A slot is an opening in a computer where you can insert a printed circuit board. It is often used to expand the capabilities of a machine. For example, a slot can be used to hold disk drives that are larger than the original ones that came with the machine. You can also use slots to add features that are not available on the original machine, such as an Ethernet port or video card.
In football, a slot cornerback is a player who can cover short routes in the passing game, such as slants and quick outs. These players are often faster than their bigger counterparts and can therefore help a defense to cover more ground. They are often a good complement to more physical defensive backs, such as those who play the boundary or inward routes.
Many people find that playing slots is a fun way to pass the time, but it’s important to keep in mind that you need to have some basic knowledge of how the machines work. This will help you make better decisions about the games that you play and increase your chances of winning. Whether you’re playing in-person or online, it’s important to understand how the odds of a slot machine change from spin to spin.
When Hirsch first studied the mechanics of slot machines in the 1950s, they were a peripheral feature of casino business models and were dismissed with derision. However, Charles Redd saw ways to use emerging technology to improve the design of these machines. His innovations triggered a series of milestones that helped propel slot machines from the periphery to the leading source of casino revenue today.
With microprocessors becoming ubiquitous, manufacturers began programming slots to assign different probabilities to each stop on a reel. This was done to create a more realistic appearance for the machine, which allowed players to believe that a specific symbol might be on the payline as frequently as other symbols. This, in turn, caused players to place higher bets on the machine than they would have otherwise.
These changes in probability are what cause the average return to player percentages (RTP) of a slot machine to differ from those of other machines. While the random results that result in jackpots or losses contribute to these averages, it’s the odds that drive them, just as it does for table games.

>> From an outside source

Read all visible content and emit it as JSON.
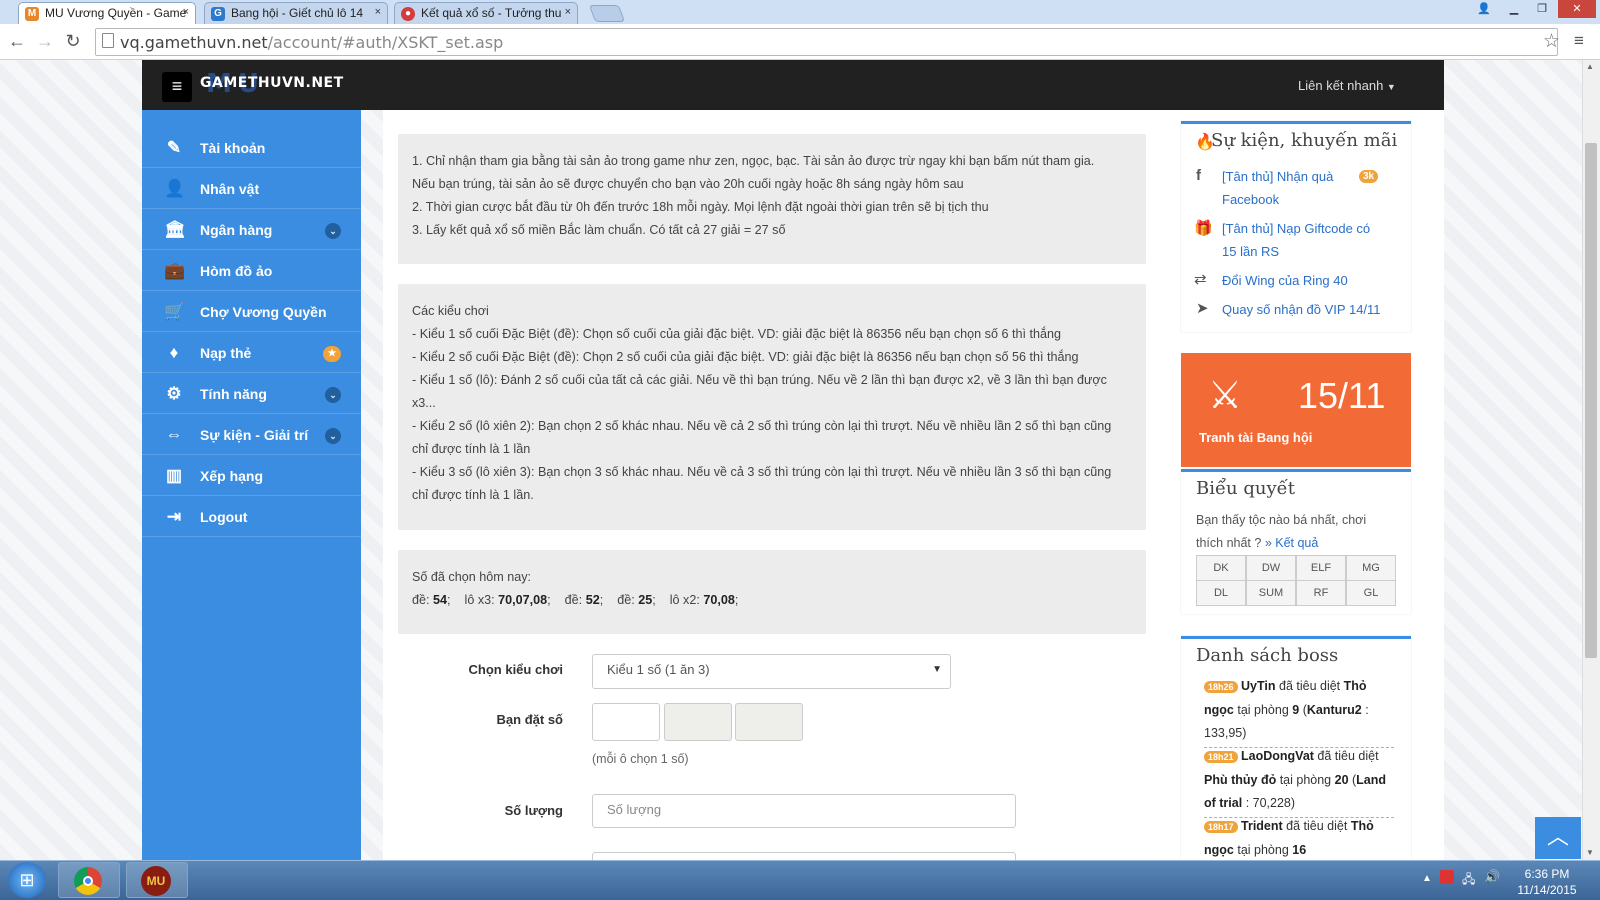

Slots have also been found to be more addictive than other forms of gambling, with studies showing that people who play video slot machines reach debilitating levels of addiction much more quickly than those who play other types of casino games. In addition, the simulated nature of slot machines can lead to a false sense of control and increase the risk of impulsive gambling. In some cases, it can even cause people to gamble in situations that would be illegal if they were gambling in person.